Title

Gait Biomechanics of a Second Generation Unstable Shoe

Publication Date

8-2014

Abstract

The recent popularity of unstable shoes has sparked much interest in the efficacy of the shoe design. Anecdotal evidence suggests that earlier designs appear bulky and less aesthetically appealing for everyday use. The purpose of this study was to examine effects of a second generation unstable shoe on center of pressure (COP), ground reaction force (GRF), kinematics, and kinetics of the ankle joint during level walking at normal and fast speeds. In addition, findings were compared with results from the first generation shoe. Fourteen healthy males performed five successful level walking trials in four testing conditions: walking in unstable and control shoes at normal (1.3 m/s) and fast (1.8 m/s) speeds. The unstable shoe resulted in an increase in mediolateral COP displacement, first peak vertical GRF loading rate, braking GRF, ankle eversion range of motion (ROM), and inversion moment; as well as a decrease in anteroposterior COP displacement, second peak vertical GRF, ankle plantarflexion ROM, and dorsiflexion moment. Only minor differences were found between the shoe generations. Results of the generational comparisons suggest that the lower-profile second generation shoe may be as effective at achieving the desired unstable effects while promoting a smoother transition from heel contact through toe off compared with the first generation shoe

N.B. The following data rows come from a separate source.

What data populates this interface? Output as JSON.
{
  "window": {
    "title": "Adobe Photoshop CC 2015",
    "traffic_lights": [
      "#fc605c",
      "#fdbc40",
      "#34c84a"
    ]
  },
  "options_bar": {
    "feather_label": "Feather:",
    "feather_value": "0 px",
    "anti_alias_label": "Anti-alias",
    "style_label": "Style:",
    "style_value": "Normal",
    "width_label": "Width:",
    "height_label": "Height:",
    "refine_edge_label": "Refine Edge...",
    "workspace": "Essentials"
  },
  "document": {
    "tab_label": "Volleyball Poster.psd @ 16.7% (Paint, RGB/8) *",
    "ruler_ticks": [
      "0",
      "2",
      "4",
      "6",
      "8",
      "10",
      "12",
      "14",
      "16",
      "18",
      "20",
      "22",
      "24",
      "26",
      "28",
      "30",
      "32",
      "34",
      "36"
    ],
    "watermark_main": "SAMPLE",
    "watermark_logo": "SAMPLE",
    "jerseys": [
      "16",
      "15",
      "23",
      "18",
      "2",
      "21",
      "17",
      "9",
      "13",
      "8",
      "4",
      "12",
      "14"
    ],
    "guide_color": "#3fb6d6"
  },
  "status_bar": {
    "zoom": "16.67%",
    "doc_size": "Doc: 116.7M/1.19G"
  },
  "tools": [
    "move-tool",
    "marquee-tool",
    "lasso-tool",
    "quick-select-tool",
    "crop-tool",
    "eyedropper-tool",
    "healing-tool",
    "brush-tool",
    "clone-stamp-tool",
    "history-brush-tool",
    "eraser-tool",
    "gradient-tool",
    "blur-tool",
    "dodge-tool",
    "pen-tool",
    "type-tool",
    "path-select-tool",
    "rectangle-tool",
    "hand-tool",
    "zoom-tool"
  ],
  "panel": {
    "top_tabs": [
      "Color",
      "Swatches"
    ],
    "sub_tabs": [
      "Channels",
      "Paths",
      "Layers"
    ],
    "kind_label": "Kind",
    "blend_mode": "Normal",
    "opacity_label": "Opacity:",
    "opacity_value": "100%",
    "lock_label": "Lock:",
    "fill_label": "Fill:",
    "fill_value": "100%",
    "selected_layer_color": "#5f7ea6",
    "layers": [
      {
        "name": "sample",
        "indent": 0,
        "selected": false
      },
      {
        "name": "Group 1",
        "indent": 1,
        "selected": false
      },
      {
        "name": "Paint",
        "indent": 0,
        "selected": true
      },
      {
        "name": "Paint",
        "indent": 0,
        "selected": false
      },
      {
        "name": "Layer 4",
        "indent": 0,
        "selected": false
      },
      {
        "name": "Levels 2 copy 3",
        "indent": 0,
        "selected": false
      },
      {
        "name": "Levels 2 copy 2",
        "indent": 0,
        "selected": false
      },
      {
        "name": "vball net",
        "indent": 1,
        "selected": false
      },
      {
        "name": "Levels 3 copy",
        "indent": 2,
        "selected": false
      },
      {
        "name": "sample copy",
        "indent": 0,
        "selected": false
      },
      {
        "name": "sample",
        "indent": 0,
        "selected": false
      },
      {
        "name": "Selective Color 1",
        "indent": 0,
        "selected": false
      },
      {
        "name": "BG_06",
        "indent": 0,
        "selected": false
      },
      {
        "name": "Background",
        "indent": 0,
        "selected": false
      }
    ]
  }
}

Keywords

Gait in humans; ankle; Shoes

Publication Title

Journal of Applied Biomechanics

Volume

30

Issue

4

First Page

501

Last Page

507

DOI of Published Version

10.1123/jab.2013-0039

Share

COinS